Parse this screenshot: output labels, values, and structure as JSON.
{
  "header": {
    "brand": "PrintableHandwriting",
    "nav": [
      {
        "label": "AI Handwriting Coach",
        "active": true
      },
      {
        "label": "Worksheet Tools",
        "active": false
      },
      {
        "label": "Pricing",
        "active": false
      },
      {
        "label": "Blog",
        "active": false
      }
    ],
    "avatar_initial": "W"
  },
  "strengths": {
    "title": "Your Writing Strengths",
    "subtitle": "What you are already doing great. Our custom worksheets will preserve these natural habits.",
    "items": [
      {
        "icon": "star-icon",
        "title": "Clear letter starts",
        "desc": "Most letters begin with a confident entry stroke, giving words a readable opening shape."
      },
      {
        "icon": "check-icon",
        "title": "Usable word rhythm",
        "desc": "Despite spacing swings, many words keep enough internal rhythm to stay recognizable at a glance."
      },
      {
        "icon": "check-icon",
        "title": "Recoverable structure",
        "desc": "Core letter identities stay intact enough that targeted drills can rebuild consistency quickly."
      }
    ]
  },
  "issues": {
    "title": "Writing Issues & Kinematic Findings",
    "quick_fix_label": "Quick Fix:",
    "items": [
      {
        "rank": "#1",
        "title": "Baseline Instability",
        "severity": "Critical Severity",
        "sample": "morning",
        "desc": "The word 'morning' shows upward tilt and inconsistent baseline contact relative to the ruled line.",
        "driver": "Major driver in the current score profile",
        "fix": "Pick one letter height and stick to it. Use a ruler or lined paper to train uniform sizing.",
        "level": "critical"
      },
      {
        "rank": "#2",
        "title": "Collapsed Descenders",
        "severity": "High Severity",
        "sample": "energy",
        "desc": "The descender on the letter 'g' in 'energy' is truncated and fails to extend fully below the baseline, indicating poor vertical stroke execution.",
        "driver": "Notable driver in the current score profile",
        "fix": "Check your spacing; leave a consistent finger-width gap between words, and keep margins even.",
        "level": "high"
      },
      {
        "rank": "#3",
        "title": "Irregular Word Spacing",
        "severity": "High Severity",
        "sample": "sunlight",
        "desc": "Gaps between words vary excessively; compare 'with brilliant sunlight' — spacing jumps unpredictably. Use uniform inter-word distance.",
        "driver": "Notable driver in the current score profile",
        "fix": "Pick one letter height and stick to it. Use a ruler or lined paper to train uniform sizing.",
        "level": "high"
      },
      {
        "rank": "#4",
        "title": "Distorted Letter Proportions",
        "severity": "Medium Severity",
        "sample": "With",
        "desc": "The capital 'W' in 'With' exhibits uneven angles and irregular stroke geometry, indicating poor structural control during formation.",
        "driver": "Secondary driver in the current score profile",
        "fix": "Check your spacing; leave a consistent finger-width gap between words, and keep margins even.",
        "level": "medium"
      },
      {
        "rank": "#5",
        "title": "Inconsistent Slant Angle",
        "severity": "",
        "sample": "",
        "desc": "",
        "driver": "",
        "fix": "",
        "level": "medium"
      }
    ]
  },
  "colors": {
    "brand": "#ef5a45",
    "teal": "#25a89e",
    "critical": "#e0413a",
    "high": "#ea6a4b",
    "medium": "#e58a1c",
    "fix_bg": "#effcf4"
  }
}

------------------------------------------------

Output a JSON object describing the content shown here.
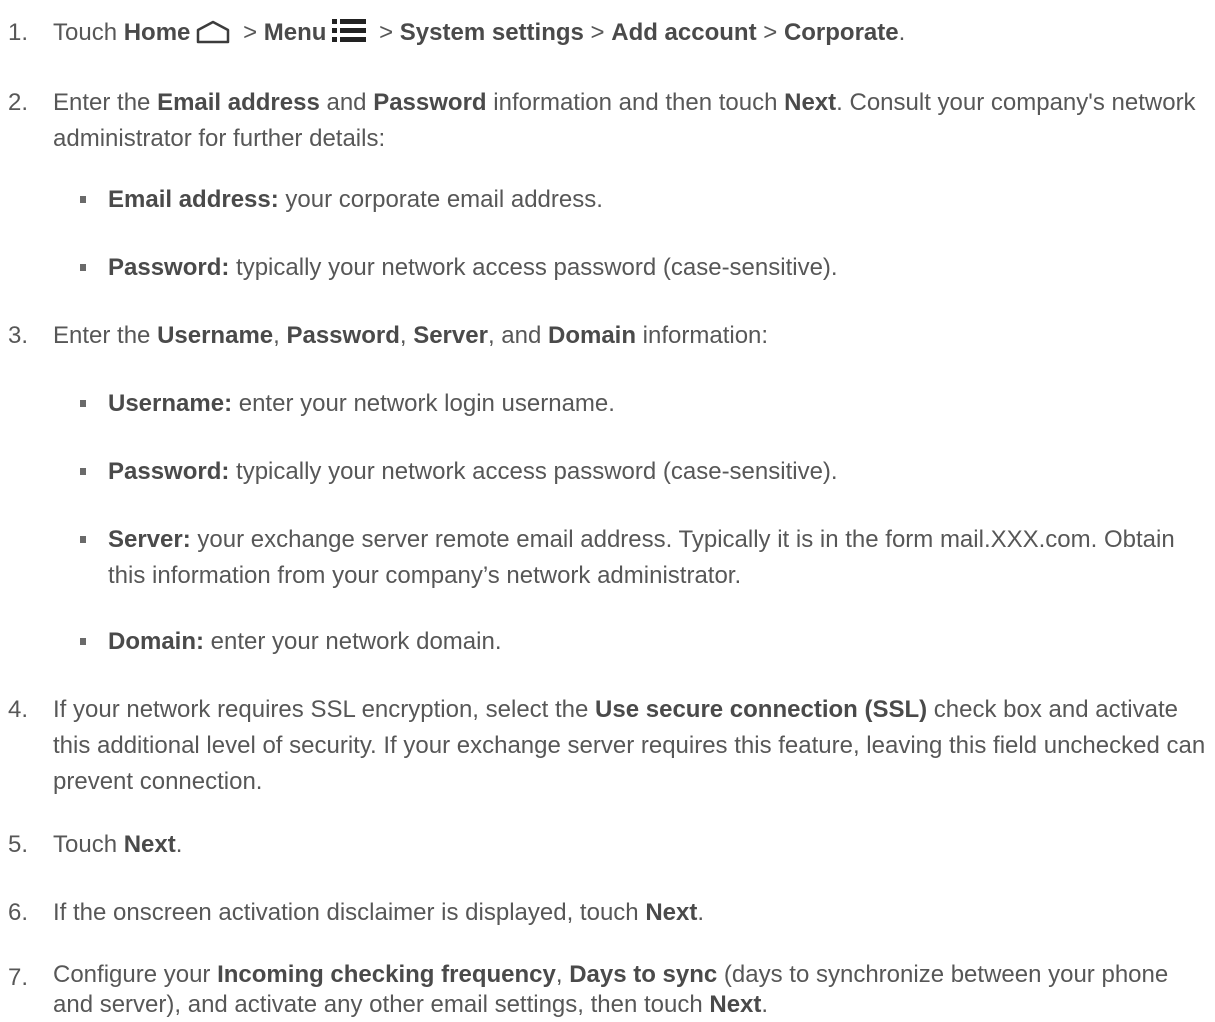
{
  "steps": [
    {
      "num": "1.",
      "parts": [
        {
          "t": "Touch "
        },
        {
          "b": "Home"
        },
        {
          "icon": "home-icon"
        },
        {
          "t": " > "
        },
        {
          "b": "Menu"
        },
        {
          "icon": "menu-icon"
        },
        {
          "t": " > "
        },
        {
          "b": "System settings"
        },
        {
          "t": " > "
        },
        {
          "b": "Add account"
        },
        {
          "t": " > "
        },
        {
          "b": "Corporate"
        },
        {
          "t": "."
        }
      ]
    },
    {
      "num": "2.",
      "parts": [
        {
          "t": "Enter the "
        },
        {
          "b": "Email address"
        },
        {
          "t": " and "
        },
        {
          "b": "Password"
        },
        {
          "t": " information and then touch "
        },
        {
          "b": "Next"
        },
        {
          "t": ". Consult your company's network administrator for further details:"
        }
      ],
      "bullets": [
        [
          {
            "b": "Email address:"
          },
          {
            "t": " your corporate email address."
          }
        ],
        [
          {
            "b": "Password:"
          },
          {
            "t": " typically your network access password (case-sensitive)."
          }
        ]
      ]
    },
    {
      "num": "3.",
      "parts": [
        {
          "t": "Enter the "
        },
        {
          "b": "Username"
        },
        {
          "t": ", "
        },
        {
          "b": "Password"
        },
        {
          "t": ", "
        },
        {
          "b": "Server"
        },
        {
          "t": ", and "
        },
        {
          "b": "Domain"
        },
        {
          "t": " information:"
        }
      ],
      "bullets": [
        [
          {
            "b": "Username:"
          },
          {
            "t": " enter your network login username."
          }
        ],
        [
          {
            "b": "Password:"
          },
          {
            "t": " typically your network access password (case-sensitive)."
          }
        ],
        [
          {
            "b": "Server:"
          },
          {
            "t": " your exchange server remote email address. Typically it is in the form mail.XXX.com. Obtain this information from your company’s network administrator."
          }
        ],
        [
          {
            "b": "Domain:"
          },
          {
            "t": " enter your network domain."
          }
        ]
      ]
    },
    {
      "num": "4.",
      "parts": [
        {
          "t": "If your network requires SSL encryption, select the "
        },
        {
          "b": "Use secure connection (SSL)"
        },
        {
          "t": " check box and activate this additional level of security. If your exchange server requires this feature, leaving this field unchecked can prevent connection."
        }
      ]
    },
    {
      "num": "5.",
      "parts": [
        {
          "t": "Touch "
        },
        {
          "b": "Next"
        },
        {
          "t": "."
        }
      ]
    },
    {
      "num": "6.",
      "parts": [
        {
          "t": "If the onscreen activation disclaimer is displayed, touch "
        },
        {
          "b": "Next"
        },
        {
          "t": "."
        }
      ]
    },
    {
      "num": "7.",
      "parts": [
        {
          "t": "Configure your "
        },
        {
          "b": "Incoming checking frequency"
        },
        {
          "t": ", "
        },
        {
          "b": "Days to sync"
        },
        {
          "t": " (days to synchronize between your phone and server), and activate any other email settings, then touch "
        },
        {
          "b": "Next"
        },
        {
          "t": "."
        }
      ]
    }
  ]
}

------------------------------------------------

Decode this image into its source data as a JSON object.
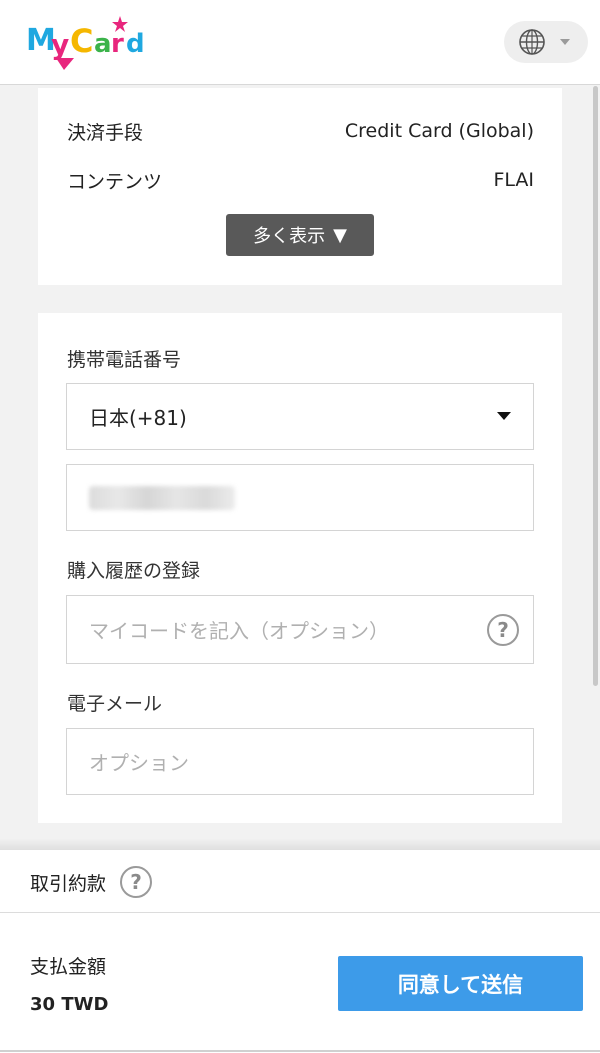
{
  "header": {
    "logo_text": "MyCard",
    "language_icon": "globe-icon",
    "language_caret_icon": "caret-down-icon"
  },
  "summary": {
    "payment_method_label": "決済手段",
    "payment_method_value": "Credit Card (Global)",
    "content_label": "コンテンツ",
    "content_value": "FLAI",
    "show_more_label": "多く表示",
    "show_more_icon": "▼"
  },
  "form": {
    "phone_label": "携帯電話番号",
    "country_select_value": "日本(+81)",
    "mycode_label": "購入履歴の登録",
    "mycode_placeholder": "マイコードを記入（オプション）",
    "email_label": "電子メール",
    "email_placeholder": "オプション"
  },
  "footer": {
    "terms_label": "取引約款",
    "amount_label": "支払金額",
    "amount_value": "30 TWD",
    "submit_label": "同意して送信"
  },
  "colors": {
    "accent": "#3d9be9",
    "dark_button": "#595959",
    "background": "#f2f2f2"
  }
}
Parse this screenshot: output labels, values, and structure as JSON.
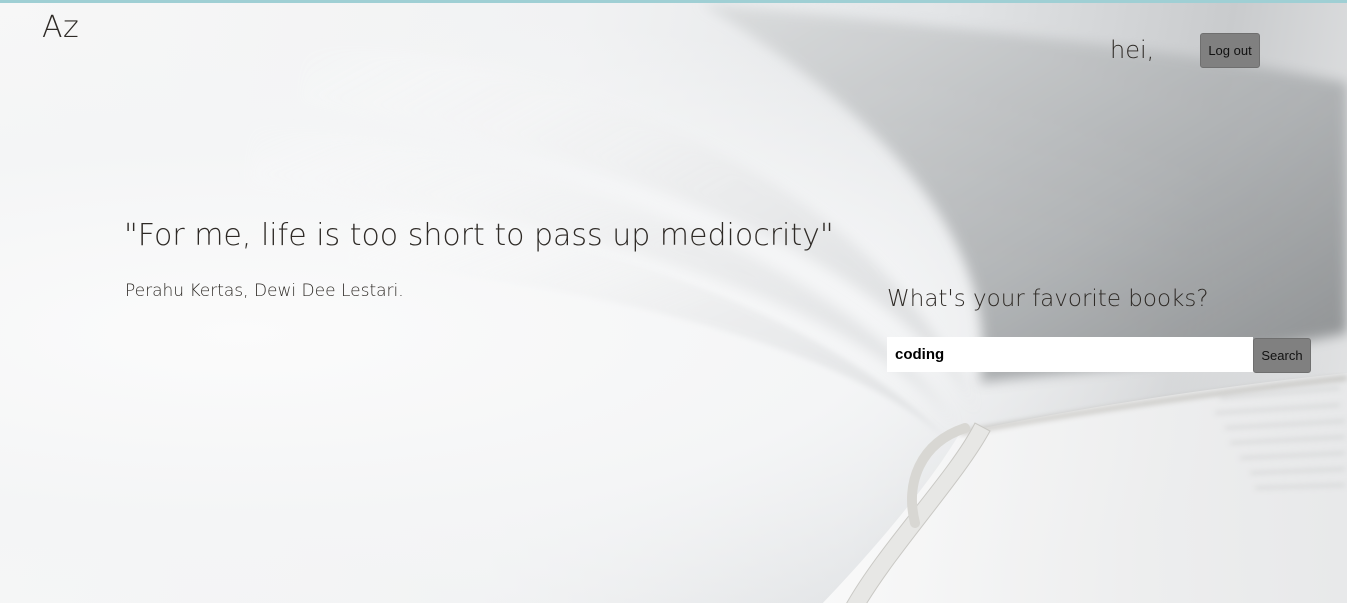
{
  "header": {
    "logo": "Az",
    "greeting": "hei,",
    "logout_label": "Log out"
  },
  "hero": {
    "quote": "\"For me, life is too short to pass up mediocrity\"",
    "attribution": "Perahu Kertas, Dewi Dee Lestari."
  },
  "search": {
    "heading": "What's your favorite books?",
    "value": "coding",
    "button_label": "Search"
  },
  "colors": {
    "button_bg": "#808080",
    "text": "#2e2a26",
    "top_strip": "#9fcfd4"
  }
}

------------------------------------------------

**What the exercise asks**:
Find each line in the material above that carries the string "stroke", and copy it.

**Exercise response**:
        "desc": "Most letters begin with a confident entry stroke, giving words a readable opening shape."
        "desc": "The descender on the letter 'g' in 'energy' is truncated and fails to extend fully below the baseline, indicating poor vertical stroke execution.",
        "desc": "The capital 'W' in 'With' exhibits uneven angles and irregular stroke geometry, indicating poor structural control during formation.",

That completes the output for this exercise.